This course was created by Dave Schultze. We are pleased to offer this training in our library.
Note: Because this is an ongoing series, viewers will not receive a certificate of completion.
Skill Level Beginner
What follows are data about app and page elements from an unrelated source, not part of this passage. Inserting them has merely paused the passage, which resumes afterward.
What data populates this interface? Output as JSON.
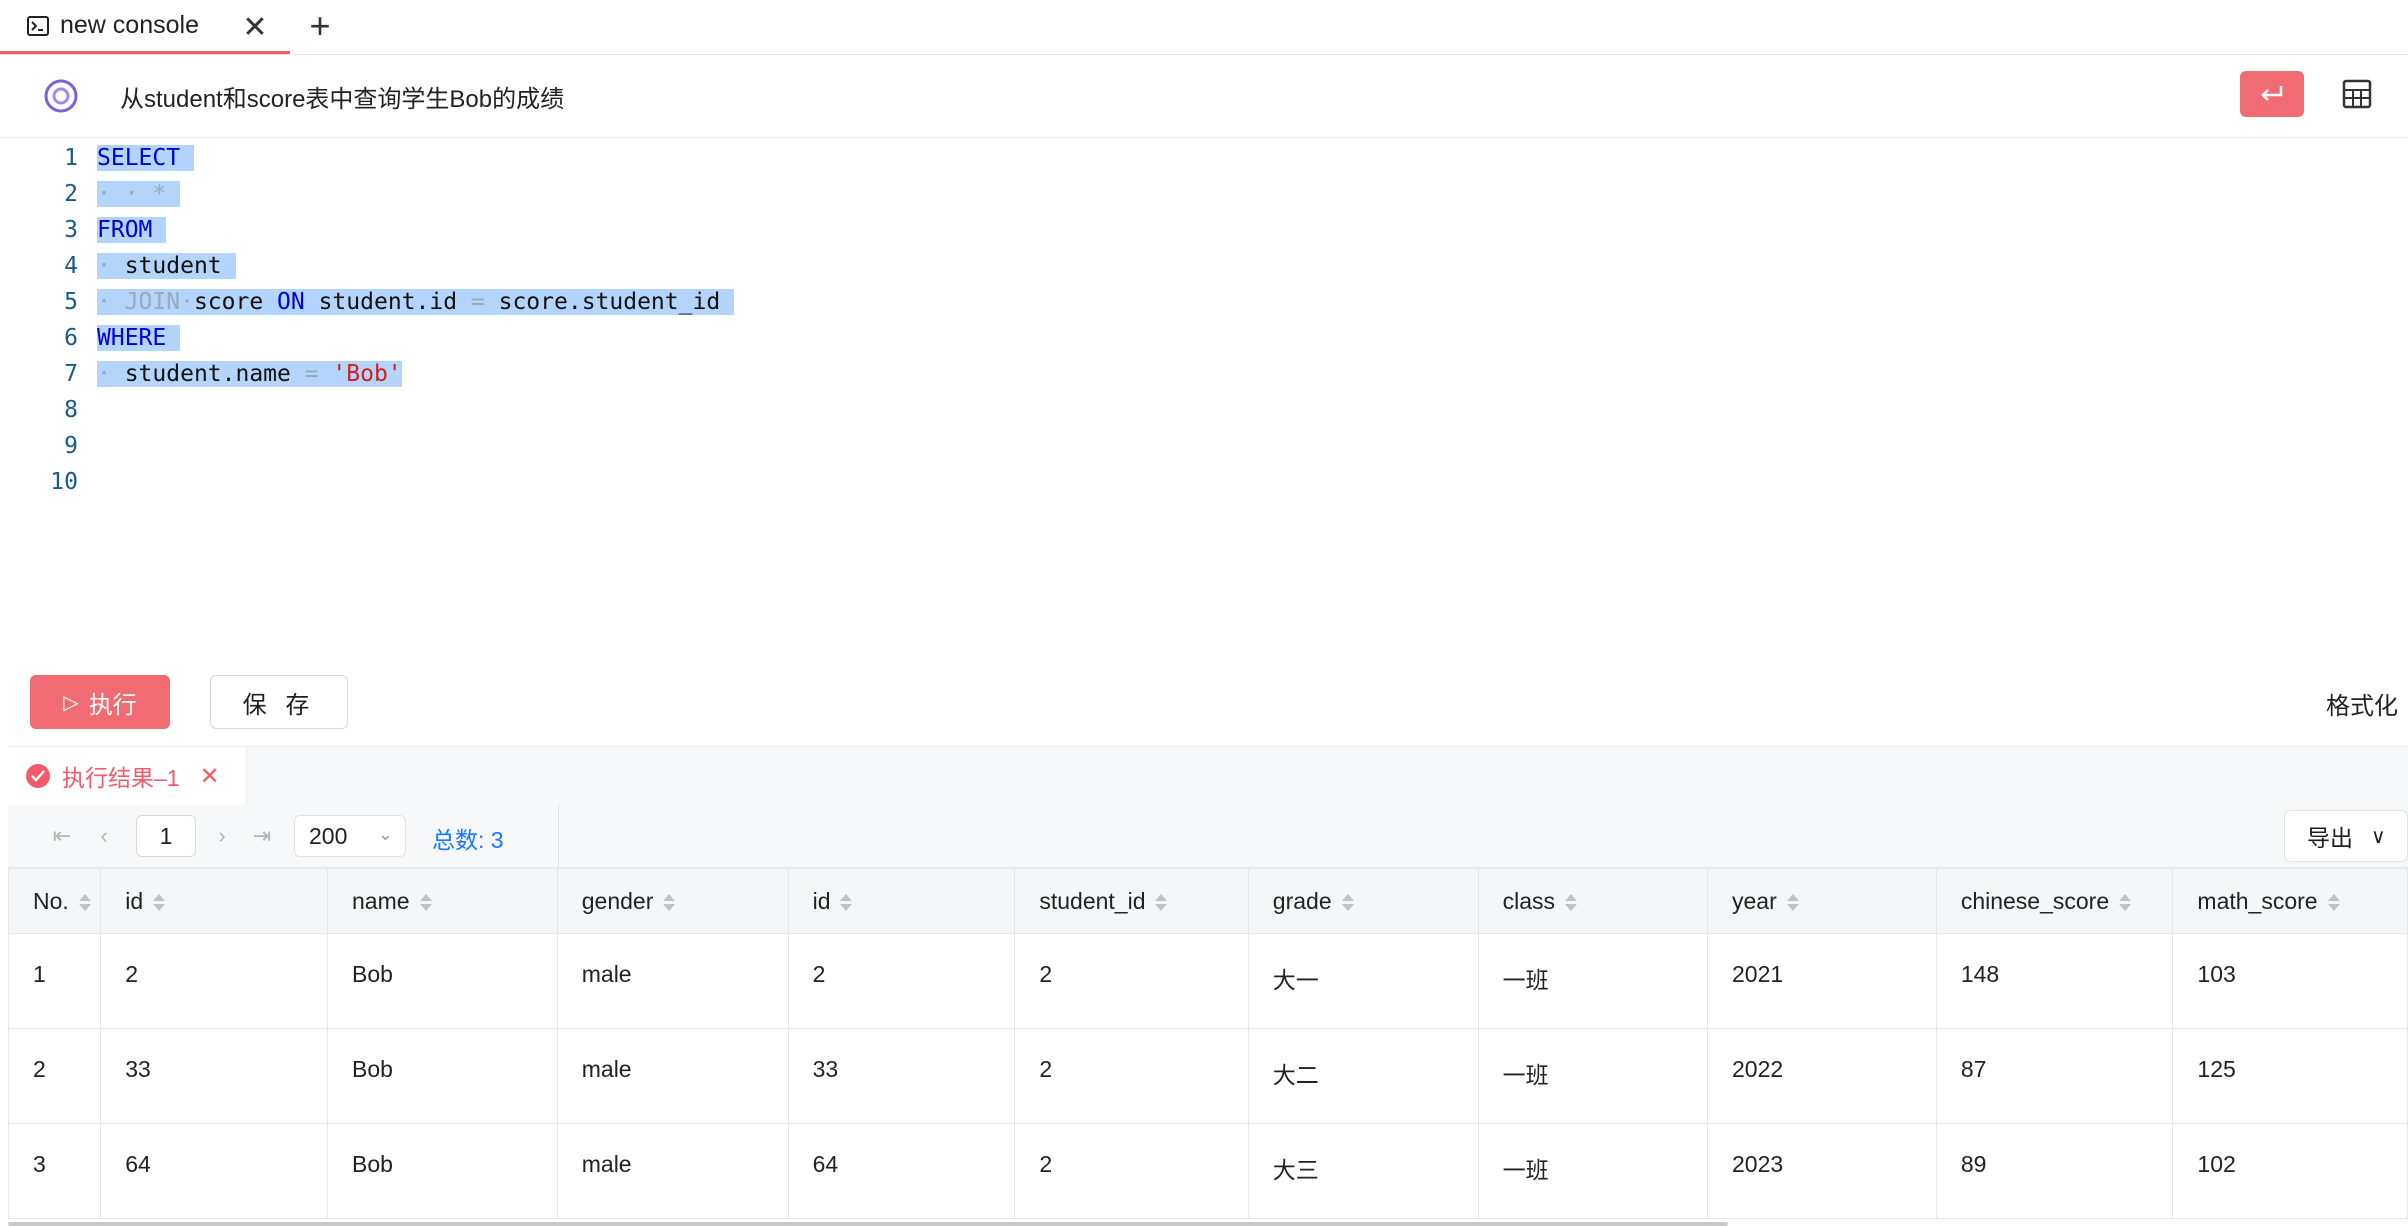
{
  "tab": {
    "label": "new console",
    "close": "✕",
    "add": "+"
  },
  "header": {
    "query_title": "从student和score表中查询学生Bob的成绩"
  },
  "editor": {
    "line_numbers": [
      "1",
      "2",
      "3",
      "4",
      "5",
      "6",
      "7",
      "8",
      "9",
      "10"
    ],
    "lines": [
      [
        {
          "t": "SELECT",
          "c": "kw"
        },
        {
          "t": " ",
          "c": "dim"
        }
      ],
      [
        {
          "t": "· · *",
          "c": "dim"
        },
        {
          "t": " ",
          "c": "dim"
        }
      ],
      [
        {
          "t": "FROM",
          "c": "kw"
        },
        {
          "t": " ",
          "c": "dim"
        }
      ],
      [
        {
          "t": "· ",
          "c": "dim"
        },
        {
          "t": "student",
          "c": "idn"
        },
        {
          "t": " ",
          "c": "dim"
        }
      ],
      [
        {
          "t": "· JOIN·",
          "c": "dim"
        },
        {
          "t": "score ",
          "c": "idn"
        },
        {
          "t": "ON ",
          "c": "kw"
        },
        {
          "t": "student.id ",
          "c": "idn"
        },
        {
          "t": "= ",
          "c": "dim"
        },
        {
          "t": "score.student_id ",
          "c": "idn"
        }
      ],
      [
        {
          "t": "WHERE",
          "c": "kw"
        },
        {
          "t": " ",
          "c": "dim"
        }
      ],
      [
        {
          "t": "· ",
          "c": "dim"
        },
        {
          "t": "student.name ",
          "c": "idn"
        },
        {
          "t": "= ",
          "c": "dim"
        },
        {
          "t": "'Bob'",
          "c": "str"
        }
      ]
    ]
  },
  "actions": {
    "run_label": "执行",
    "save_label": "保 存",
    "format_label": "格式化"
  },
  "results": {
    "tab_label": "执行结果–1",
    "pager": {
      "current_page": "1",
      "page_size": "200",
      "total_text": "总数: 3"
    },
    "export_label": "导出",
    "columns": [
      "No.",
      "id",
      "name",
      "gender",
      "id",
      "student_id",
      "grade",
      "class",
      "year",
      "chinese_score",
      "math_score"
    ],
    "rows": [
      [
        "1",
        "2",
        "Bob",
        "male",
        "2",
        "2",
        "大一",
        "一班",
        "2021",
        "148",
        "103"
      ],
      [
        "2",
        "33",
        "Bob",
        "male",
        "33",
        "2",
        "大二",
        "一班",
        "2022",
        "87",
        "125"
      ],
      [
        "3",
        "64",
        "Bob",
        "male",
        "64",
        "2",
        "大三",
        "一班",
        "2023",
        "89",
        "102"
      ]
    ]
  },
  "colors": {
    "accent": "#f16b73",
    "selection": "#b3d4fb",
    "keyword": "#0000d9",
    "string": "#d21e1e",
    "link": "#1677ff"
  }
}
- [Instructor] Have you ever gone back and forth on a design study, then changed your mind again? If you're any good at design, then you do this all the time. During some commands, the history tool can really help your exploration. We'll now cover how it works and when it doesn't. So to activate the recorded history, you go down to the status bar and click here, then it does highlight, so you know it's running. But first, let's talk about the advantages. So this is a really powerful tool, it lets you make a lot of changes after something has been built. For example, with this penguin, we'll be giving him a nice flowing head of hair, and we can continue to modify the surface by adjusting the input curves. Another advantage is it's dynamic, it's interactive, it is very fast, and this connection is saved permanently with your file, so it can keep tweaking after you reopen the file. Now, some limitations. Not all commands are history-enabled, and the command is limited to a single command, not a sequence of steps. Now, the history can be erased or broken, when any of the parts that are involved in it are moved or trimmed, but I have a tip at the end that will fix this one problem. Okay, let's now zoom in to our penguin, where we're going to give him, or her, a nice head of hair. For this example, I'm going to be using the surface from curve network command. Just as a refresher, we have curves going in two directions. The one I'm selecting now is the curves in the long direction, notice how those are all open, so they match. The opposite direction has curves that are closed, so those match. Let's go ahead and select all of those curves as the inputs. Notice record history is still on, that's the key. We'll now go to surface and curve network. I'm going to go ahead and accept the default here and just take a look at what we go. So it looks like any other command, except, if we make adjustments to the input curve, the resulting surface will update. So I'm going to go ahead and turn on the control points for those curves, since they're still selected. So here on the main toolbar, control point on, and a great way to move these around is using the gumball, so that's also currently selected. We'll just pick any one of these guys. And as we move them with the gumball, notice how the entire surface updates. So you can do control Z, you can grab multiple points as well, maybe a whole row, or a batch of them. Move those guys up. And you get the adjustment. Pretty straightforward. So let's talk about the situations when history may get deactivated or broken. I mentioned if you edit or move any of the geometry, that will potentially destroy the relationship between the input and the file. So I'm going to grab this surface here and just try to give it a quick move. Notice we get this warning. So if we hit OK, it will stay moved, and we've destroyed the history and the relationship. Instead, I just hit cancel, so it goes right back. So what do you do if you want to make additional changes to this and get back to its original state? What I recommend you do is copy both the input curves and the surface, make a copy of the whole set, right-click, and we go to a storage layer I've created earlier. So we're going to go ahead and copy all those objects to that layer, so now we have two sets, one I'm looking at and one that's on this storage layer. So if I were to trim this or move it or otherwise break the history, I can still get the other set back. It's a pretty handy tip, so the key is, you're just saving any geometry, whether there's record history or not, whenever there's a major milestone, just so we have an opportunity to come back without having to rebuild everything in the scene. So the history tool works really well for fast and efficient design iterations. It helps streamline your experimentation. Just remember, when you need to break the history, use the storage layer for one or more of the earlier versions.